|Maxwell, Robbie||MScR||George Benson and the Long Term Origins of Modern American Conservatism||Secondary||2010|
Books - Authored
Hilfrich, F. (2012) Debating American Exceptionalism: Empire and Democracy in the Wake of the Spanish-American War. Palgrave Macmillan
Books - Edited
Hilfrich, F., Möller, H., Hildebrand, K. and Schöllgen, G. (eds.) (2008) Akten zur Auswärtigen Politik der Bundesrepublik Deutschland, 1977. Oldenbourg Verlag
Hilfrich, F. (2015) Die Glaubwürdigkeitsfalle. Süddeutsche zeitung
Hilfrich, F. (2010) The Corruption of Civic Virtue by Emotions:: Anti-Imperialist Fears in the Debate on the Philippine-American War (1899-1902). In: Jessica C E Gienow-Hecht, F. (ed.) Emotions and American History: An International Assessment. New York: Berghahn

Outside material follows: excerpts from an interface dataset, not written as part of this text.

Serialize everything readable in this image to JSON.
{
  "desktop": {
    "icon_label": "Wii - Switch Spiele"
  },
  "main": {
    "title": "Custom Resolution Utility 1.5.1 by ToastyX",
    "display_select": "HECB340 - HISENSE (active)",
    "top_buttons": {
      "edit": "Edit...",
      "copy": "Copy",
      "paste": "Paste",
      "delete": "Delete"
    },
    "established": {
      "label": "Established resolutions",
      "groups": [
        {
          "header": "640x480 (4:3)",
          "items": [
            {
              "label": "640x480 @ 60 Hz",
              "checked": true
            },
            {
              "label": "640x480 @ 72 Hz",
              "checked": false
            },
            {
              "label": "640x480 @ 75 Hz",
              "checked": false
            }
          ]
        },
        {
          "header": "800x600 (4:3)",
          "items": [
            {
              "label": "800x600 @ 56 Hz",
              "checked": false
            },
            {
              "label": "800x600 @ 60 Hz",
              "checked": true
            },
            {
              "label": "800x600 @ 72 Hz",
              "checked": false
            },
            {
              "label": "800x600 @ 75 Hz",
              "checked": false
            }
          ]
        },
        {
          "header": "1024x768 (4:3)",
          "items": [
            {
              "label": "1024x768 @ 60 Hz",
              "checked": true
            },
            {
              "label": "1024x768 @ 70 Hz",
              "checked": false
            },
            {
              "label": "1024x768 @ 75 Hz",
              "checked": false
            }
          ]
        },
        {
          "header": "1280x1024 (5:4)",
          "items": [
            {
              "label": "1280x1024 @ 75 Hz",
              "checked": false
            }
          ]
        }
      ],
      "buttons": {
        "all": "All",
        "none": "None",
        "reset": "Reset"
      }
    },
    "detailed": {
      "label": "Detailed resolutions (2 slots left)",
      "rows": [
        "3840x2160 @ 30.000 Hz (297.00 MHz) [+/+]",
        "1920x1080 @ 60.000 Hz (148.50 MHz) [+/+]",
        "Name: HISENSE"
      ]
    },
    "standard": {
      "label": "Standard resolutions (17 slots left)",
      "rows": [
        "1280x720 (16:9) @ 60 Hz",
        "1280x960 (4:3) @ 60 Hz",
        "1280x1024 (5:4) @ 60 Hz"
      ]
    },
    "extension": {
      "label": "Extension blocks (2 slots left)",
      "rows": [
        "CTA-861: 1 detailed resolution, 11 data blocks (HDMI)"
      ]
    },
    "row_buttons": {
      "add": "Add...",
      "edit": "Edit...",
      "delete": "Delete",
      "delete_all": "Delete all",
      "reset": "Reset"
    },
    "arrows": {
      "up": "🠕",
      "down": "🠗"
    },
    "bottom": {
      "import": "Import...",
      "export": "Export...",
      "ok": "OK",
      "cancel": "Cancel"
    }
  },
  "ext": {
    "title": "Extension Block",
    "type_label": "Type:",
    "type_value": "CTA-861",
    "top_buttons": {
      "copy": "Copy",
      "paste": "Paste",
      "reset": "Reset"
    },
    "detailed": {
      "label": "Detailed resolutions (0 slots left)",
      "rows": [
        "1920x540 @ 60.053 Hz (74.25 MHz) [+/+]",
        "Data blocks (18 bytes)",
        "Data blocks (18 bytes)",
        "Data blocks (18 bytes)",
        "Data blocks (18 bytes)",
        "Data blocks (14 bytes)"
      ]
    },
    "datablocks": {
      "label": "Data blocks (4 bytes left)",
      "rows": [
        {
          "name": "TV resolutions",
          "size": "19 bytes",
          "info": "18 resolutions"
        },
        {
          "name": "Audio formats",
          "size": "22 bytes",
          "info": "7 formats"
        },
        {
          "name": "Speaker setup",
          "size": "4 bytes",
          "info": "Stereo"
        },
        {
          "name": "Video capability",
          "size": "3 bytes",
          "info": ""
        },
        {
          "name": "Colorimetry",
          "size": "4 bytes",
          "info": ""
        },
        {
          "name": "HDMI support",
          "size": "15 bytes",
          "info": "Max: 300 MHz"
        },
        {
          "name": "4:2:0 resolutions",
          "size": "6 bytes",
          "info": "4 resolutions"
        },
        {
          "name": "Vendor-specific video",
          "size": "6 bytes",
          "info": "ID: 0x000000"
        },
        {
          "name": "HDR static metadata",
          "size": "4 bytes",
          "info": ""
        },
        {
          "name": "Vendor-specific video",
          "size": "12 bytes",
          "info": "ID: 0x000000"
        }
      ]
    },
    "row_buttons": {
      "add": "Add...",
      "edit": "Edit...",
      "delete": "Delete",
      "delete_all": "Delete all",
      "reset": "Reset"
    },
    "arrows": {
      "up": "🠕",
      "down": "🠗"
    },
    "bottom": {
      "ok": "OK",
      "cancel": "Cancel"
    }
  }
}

Hilfrich, F. (2010) West Germany's Long Year of Europe: Bonn between Europe and the United States. In: Schulz, M. and Schwarz, T. (eds.) The Strained Alliance: Conflict and Cooperation in US-European Relations from Nixon to Carter. Cambridge University Press, pp. 237-256
Hilfrich, F. (2004) Manliness and Realism: The Use of Gendered Tropes in the Debates on the Philippine-American and Vietnam Wars. In: J C E Gienow-Hecht, F. (ed.) Culture and International History. Berghahn Books, pp. 60 - 78
Hilfrich, F. (2003) Race and Imperialism: Commentary on an Article in the Chicago Broad Ax. In: Jessica C E Gienow-Hecht, F. (ed.) Culture and International History. New York: Berghahn, pp. 250-257
Hilfrich, F. (2003) Visions of the Asian Periphery: Vietnam and the Philippines. In: Daum, A., Gardner, L. and Mausbach, W. (eds.) America, the Vietnam War and the World: Comparative and International Perspectives. Cambridge University Press, pp. 43-63
Hilfrich, F. (2001) Creating and instrumentalizing Nationalism: The Celebration of National Reunion in the Peace Jubilees of 1898. In: Fabre, G., Heideking, J. and Dreisbach, K. (eds.) Celebrating Ethnicity and Nation: American Festive Culture from the Revolution to the Early 20th Century. Berghahn Books, pp. 228 - 256